About this exercise:
Retype the whole listing below, character for character.

-----

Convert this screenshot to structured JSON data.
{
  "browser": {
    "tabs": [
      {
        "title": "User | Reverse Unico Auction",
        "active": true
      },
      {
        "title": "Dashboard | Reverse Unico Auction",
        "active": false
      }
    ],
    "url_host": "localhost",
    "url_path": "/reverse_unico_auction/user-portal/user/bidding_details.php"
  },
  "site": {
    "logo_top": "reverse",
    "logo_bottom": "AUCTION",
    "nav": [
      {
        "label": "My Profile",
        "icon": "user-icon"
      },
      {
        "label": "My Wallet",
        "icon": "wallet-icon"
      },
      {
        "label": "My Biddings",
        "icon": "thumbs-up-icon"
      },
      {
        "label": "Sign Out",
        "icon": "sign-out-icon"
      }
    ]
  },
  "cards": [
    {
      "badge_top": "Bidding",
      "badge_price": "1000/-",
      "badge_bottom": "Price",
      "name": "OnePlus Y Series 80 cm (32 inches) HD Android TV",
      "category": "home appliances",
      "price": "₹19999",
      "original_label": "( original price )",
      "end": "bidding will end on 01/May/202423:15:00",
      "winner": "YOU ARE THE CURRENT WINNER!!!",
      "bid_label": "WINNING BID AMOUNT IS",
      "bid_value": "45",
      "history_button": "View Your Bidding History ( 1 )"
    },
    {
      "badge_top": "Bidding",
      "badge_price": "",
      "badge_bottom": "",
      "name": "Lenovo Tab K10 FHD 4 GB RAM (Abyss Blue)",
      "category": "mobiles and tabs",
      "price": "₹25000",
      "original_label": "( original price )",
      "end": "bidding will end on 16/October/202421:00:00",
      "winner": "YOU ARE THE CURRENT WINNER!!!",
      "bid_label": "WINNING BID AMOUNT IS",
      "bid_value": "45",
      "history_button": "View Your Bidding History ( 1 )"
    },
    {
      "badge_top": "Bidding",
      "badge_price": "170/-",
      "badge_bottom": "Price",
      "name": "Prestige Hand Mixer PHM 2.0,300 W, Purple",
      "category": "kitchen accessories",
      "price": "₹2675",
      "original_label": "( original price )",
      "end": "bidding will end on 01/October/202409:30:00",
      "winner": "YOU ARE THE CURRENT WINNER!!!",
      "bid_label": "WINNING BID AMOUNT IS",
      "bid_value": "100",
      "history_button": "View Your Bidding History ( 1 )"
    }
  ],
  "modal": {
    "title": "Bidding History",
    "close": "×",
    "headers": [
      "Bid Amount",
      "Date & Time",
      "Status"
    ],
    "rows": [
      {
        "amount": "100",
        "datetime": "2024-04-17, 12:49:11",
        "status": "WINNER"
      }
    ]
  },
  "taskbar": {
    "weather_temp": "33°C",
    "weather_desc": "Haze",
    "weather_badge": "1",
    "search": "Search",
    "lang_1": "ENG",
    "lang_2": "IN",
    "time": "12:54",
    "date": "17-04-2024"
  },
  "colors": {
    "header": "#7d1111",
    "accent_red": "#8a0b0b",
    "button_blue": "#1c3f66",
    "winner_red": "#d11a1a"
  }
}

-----

Completed task:
Convert this screenshot to structured JSON data.
{
  "browser": {
    "tabs": [
      {
        "title": "User | Reverse Unico Auction",
        "active": true
      },
      {
        "title": "Dashboard | Reverse Unico Auction",
        "active": false
      }
    ],
    "url_host": "localhost",
    "url_path": "/reverse_unico_auction/user-portal/user/bidding_details.php"
  },
  "site": {
    "logo_top": "reverse",
    "logo_bottom": "AUCTION",
    "nav": [
      {
        "label": "My Profile",
        "icon": "user-icon"
      },
      {
        "label": "My Wallet",
        "icon": "wallet-icon"
      },
      {
        "label": "My Biddings",
        "icon": "thumbs-up-icon"
      },
      {
        "label": "Sign Out",
        "icon": "sign-out-icon"
      }
    ]
  },
  "cards": [
    {
      "badge_top": "Bidding",
      "badge_price": "1000/-",
      "badge_bottom": "Price",
      "name": "OnePlus Y Series 80 cm (32 inches) HD Android TV",
      "category": "home appliances",
      "price": "₹19999",
      "original_label": "( original price )",
      "end": "bidding will end on 01/May/202423:15:00",
      "winner": "YOU ARE THE CURRENT WINNER!!!",
      "bid_label": "WINNING BID AMOUNT IS",
      "bid_value": "45",
      "history_button": "View Your Bidding History ( 1 )"
    },
    {
      "badge_top": "Bidding",
      "badge_price": "",
      "badge_bottom": "",
      "name": "Lenovo Tab K10 FHD 4 GB RAM (Abyss Blue)",
      "category": "mobiles and tabs",
      "price": "₹25000",
      "original_label": "( original price )",
      "end": "bidding will end on 16/October/202421:00:00",
      "winner": "YOU ARE THE CURRENT WINNER!!!",
      "bid_label": "WINNING BID AMOUNT IS",
      "bid_value": "45",
      "history_button": "View Your Bidding History ( 1 )"
    },
    {
      "badge_top": "Bidding",
      "badge_price": "170/-",
      "badge_bottom": "Price",
      "name": "Prestige Hand Mixer PHM 2.0,300 W, Purple",
      "category": "kitchen accessories",
      "price": "₹2675",
      "original_label": "( original price )",
      "end": "bidding will end on 01/October/202409:30:00",
      "winner": "YOU ARE THE CURRENT WINNER!!!",
      "bid_label": "WINNING BID AMOUNT IS",
      "bid_value": "100",
      "history_button": "View Your Bidding History ( 1 )"
    }
  ],
  "modal": {
    "title": "Bidding History",
    "close": "×",
    "headers": [
      "Bid Amount",
      "Date & Time",
      "Status"
    ],
    "rows": [
      {
        "amount": "100",
        "datetime": "2024-04-17, 12:49:11",
        "status": "WINNER"
      }
    ]
  },
  "taskbar": {
    "weather_temp": "33°C",
    "weather_desc": "Haze",
    "weather_badge": "1",
    "search": "Search",
    "lang_1": "ENG",
    "lang_2": "IN",
    "time": "12:54",
    "date": "17-04-2024"
  },
  "colors": {
    "header": "#7d1111",
    "accent_red": "#8a0b0b",
    "button_blue": "#1c3f66",
    "winner_red": "#d11a1a"
  }
}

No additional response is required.